Exercise directions
Show every line in the entries below where the word "蜂窝网配置" appears.

Given records

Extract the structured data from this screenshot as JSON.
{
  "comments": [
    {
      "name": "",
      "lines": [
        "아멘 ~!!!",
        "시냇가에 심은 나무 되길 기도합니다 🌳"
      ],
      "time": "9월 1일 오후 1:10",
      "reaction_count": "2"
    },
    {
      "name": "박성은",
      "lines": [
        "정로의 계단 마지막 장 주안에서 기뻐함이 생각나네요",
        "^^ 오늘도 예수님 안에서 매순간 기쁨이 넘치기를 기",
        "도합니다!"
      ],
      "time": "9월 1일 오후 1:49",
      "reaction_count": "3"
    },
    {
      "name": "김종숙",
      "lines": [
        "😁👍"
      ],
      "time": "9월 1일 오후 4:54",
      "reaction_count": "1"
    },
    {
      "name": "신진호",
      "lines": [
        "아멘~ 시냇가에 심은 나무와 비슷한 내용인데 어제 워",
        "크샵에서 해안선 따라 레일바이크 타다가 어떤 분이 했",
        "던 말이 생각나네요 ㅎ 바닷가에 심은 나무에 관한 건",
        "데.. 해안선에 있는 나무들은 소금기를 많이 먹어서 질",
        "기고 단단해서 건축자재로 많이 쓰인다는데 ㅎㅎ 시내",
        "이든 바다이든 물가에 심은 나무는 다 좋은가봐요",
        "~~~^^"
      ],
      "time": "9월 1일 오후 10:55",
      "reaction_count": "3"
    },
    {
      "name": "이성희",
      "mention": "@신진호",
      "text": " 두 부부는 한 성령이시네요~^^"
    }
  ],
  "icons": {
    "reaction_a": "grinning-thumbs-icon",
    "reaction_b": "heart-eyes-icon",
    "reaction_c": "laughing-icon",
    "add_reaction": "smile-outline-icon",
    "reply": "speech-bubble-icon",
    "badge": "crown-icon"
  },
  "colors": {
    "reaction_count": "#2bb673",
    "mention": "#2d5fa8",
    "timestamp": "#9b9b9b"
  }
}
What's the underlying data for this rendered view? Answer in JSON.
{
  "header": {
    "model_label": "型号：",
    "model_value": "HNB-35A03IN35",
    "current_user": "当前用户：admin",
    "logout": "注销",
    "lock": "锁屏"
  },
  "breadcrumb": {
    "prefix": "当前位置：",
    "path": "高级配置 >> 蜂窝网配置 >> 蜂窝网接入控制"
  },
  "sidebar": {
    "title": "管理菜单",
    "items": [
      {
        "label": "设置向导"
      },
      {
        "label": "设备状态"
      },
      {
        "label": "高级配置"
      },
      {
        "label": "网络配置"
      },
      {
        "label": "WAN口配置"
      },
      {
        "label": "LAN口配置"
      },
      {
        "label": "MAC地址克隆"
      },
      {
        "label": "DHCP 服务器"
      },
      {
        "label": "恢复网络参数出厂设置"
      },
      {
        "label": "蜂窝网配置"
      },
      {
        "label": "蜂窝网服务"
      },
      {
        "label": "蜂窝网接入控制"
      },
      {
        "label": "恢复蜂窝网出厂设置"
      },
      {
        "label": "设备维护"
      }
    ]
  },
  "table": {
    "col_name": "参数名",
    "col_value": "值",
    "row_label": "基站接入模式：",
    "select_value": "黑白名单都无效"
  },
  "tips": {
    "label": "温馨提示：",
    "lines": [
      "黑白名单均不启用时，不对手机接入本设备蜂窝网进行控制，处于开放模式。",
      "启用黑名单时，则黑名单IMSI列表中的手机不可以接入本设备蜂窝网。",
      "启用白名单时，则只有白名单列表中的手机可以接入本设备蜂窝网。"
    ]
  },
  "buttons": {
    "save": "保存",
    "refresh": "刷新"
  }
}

Written answer
    "path": "高级配置 >> 蜂窝网配置 >> 蜂窝网接入控制"
        "label": "蜂窝网配置"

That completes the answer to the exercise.